Lilianna Wdowiak – Hidden treasures crowned with magical formulas? Folk medicine in the notion of intelligentsia in the period of Partitions
The isolation of morphine from opium in 1804 by Friedrich W. Sertürner marked the dawn of a new era of searching for remedies in plants. The idea of undiscovered treasures in folk medicine of old Polish lands emerged as early as the beginning of the 19th century. However, during the first half of the 19th century the majority of doctors considered folk medicine merely a collection of superstitions. Such views were shared by, among others, Ignacy Fijałkowski, Kazimierz Wroczyński and Michał Zieleniewski. In 1850 Florian Sawiczewski published an article describing ca. 115 medicinal plants and began giving lectures on pharmacognosia for students of pharmacy. The appeal of Izydor Kopernicki issued during the Second Congress of Doctors and Naturalists in Lvov in 1875, encouraging the study of remedies in folk medicine did not bring the desired effect. Later in the years 1891–1894 two monographies written by doctors about folk medicine were published. In 1893 Władysław Niemiłowicz issued his appeal to send in folk remedies. At the end of the century during a surge of therapeutic scepticism and nihilism caused by the ideas of younger Vienna clinical school, the intelligentsia became interested in folk medicine and natural healing. Edmund Biernacki was against it. Serious studies in the area of pharmacognosia and phytochemistry were commenced after the establishment of Polish State.
Magdalena Schymanietz – Transmigration of Silesian doctors to North Rhine-Westphalia since the 1970s with special regard to hospital doctors
Migration has been a common subject of research for many years. Only in recent years the migration of individual groups comes into focus. The migration of doctors is a part of the history of doctors in Germany. With a glance at the history of the immigrated silesian doctors, one can observe that most of them are located in North Rhine-Westphalia. With 1042 polish doctors this region is, compared to all other provinces, the most common target federal state.
The key factor in Germany, that moved foreign doctors to work there, is the high demand for professionals. Already there are 5000 vacancies in the medical service in hospitals that can not be occupied. At the same time, many german doctors emigrate abroad.

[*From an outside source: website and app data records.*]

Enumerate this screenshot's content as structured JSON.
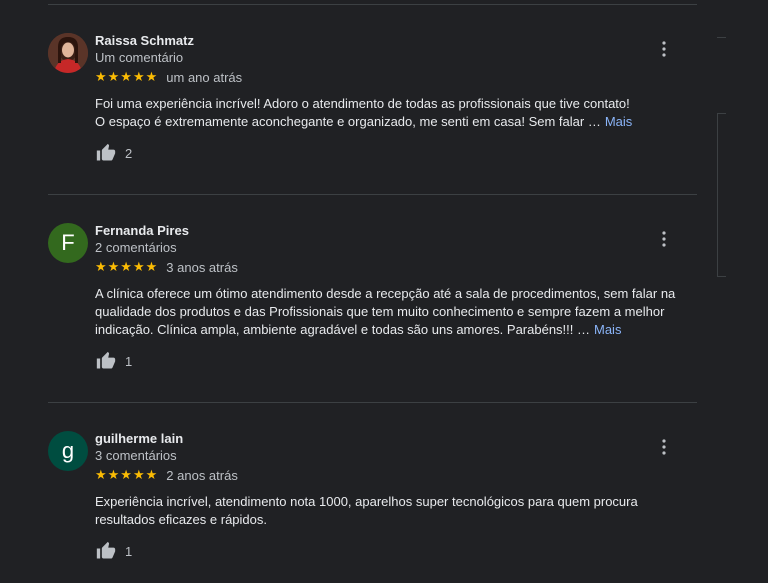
{
  "reviews": [
    {
      "name": "Raissa Schmatz",
      "count": "Um comentário",
      "stars": "★★★★★",
      "time": "um ano atrás",
      "text_lines": [
        "Foi uma experiência incrível! Adoro o atendimento de todas as profissionais que tive contato!",
        "O espaço é extremamente aconchegante e organizado, me senti em casa! Sem falar …"
      ],
      "more": "Mais",
      "likes": "2",
      "avatar": "photo"
    },
    {
      "name": "Fernanda Pires",
      "count": "2 comentários",
      "stars": "★★★★★",
      "time": "3 anos atrás",
      "text_lines": [
        "A clínica oferece um ótimo atendimento desde a recepção até a sala de procedimentos, sem falar na",
        "qualidade dos produtos e das Profissionais que tem muito conhecimento e sempre fazem a melhor",
        "indicação. Clínica ampla, ambiente agradável e todas são uns amores. Parabéns!!! …"
      ],
      "more": "Mais",
      "likes": "1",
      "avatar_letter": "F",
      "avatar_color": "#33691e"
    },
    {
      "name": "guilherme lain",
      "count": "3 comentários",
      "stars": "★★★★★",
      "time": "2 anos atrás",
      "text_lines": [
        "Experiência incrível, atendimento nota 1000, aparelhos super tecnológicos para quem procura",
        "resultados eficazes e rápidos."
      ],
      "likes": "1",
      "avatar_letter": "g",
      "avatar_color": "#004d40"
    }
  ],
  "colors": {
    "background": "#202124",
    "star": "#fbbc04",
    "link": "#8ab4f8",
    "divider": "#3c4043"
  },
  "icons": [
    "thumbs-up-icon",
    "more-vert-icon"
  ]
}
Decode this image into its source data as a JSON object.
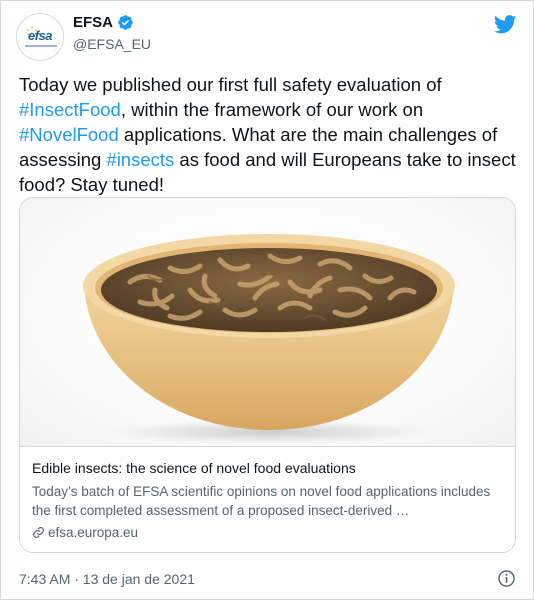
{
  "author": {
    "display_name": "EFSA",
    "handle": "@EFSA_EU",
    "avatar_logo_text": "efsa",
    "verified": true,
    "verified_icon": "verified-badge-icon"
  },
  "platform_icon": "twitter-bird-icon",
  "tweet": {
    "text_1": "Today we published our first full safety evaluation of ",
    "hashtag_1": "#InsectFood",
    "text_2": ", within the framework of our work on ",
    "hashtag_2": "#NovelFood",
    "text_3": " applications. What are the main challenges of assessing ",
    "hashtag_3": "#insects",
    "text_4": " as food and will Europeans take to insect food? Stay tuned!"
  },
  "card": {
    "image_description_icon": "bowl-of-mealworms-image",
    "title": "Edible insects: the science of novel food evaluations",
    "description": "Today’s batch of EFSA scientific opinions on novel food applications includes the first completed assessment of a proposed insect-derived …",
    "domain": "efsa.europa.eu",
    "domain_icon": "link-icon"
  },
  "footer": {
    "timestamp": "7:43 AM · 13 de jan de 2021",
    "info_icon": "info-icon"
  },
  "colors": {
    "link_blue": "#1d9bf0",
    "text_primary": "#0f1419",
    "text_secondary": "#536471",
    "border": "#cfd9de",
    "efsa_blue": "#1b5e9e",
    "bowl": "#e9c58a"
  }
}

The recruited doctors are from all over Europe, many of them from Eastern European countries. The opportunities in the medical profession are, especially to make a clinical career, actually good for polish doctors. The share of polish hospital doctors is 70%, rather high compared with the other countries of immigration.
Our own investigations of the language skills of physicians, emigrated from Poland to Germany show, that a large proportion of immigrants from Poland / Silesia had low to moderate language skills. Nevertheless, the integration into the profession succeeded particularly well. Silesian doctors have the great advantage that they do not see themselves confronted with cultural problems, which can be explained by historical and geographical proximity to Germany.

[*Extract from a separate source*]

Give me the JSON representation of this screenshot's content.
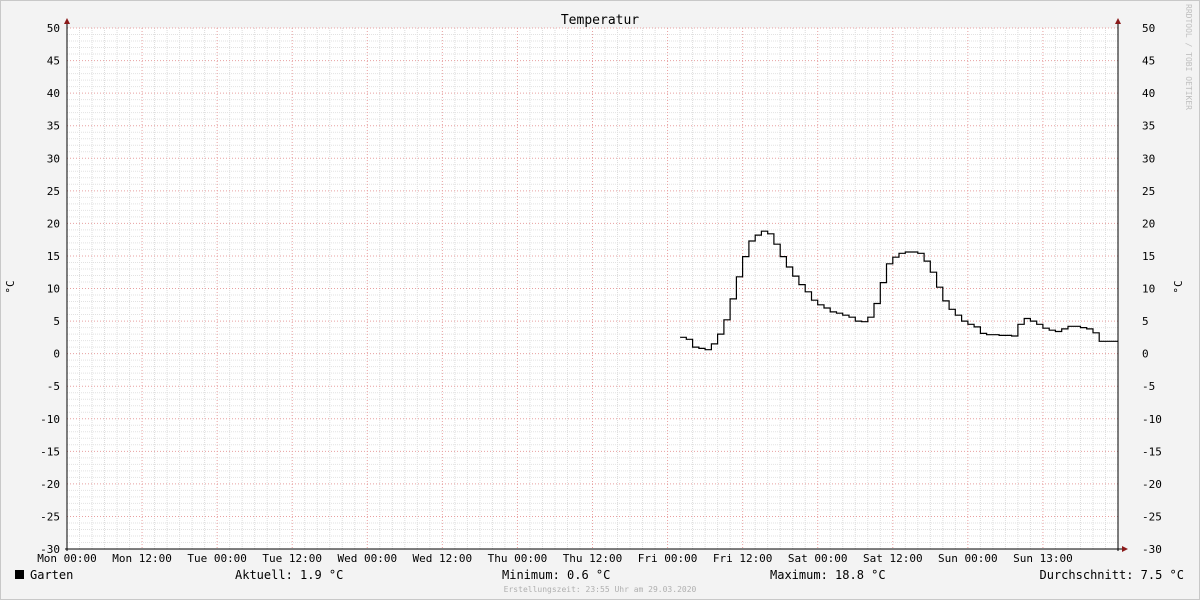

For 95% of them the working conditions, salaries and career prospects have improved. The salaries of german hospital doctors are attractive and competitive compared to other european countries.
2012 Poland was with 184,000 immigrants once again the main country of origin in the migration statistics. Most of the polish immigrants live in North Rhine-Westphalia (567,000). All these people are also patients. Hospitals have up to 30-50% patients with a migration background. It turns out that not all of these patients are so powerful in the german language that they are able to understand certain medical enlightenment talks. Here the silesian doctors have great advantages.
Conclusion: The success story of the Silesians living in NRW is directly intertwined with the history of the silesian doctors and vice versa. In comparison with migrants from other european countries, silesian doctors have better opportunities and a better future in Germany. They seize this opportunity. At the same time they are a chance for Germany.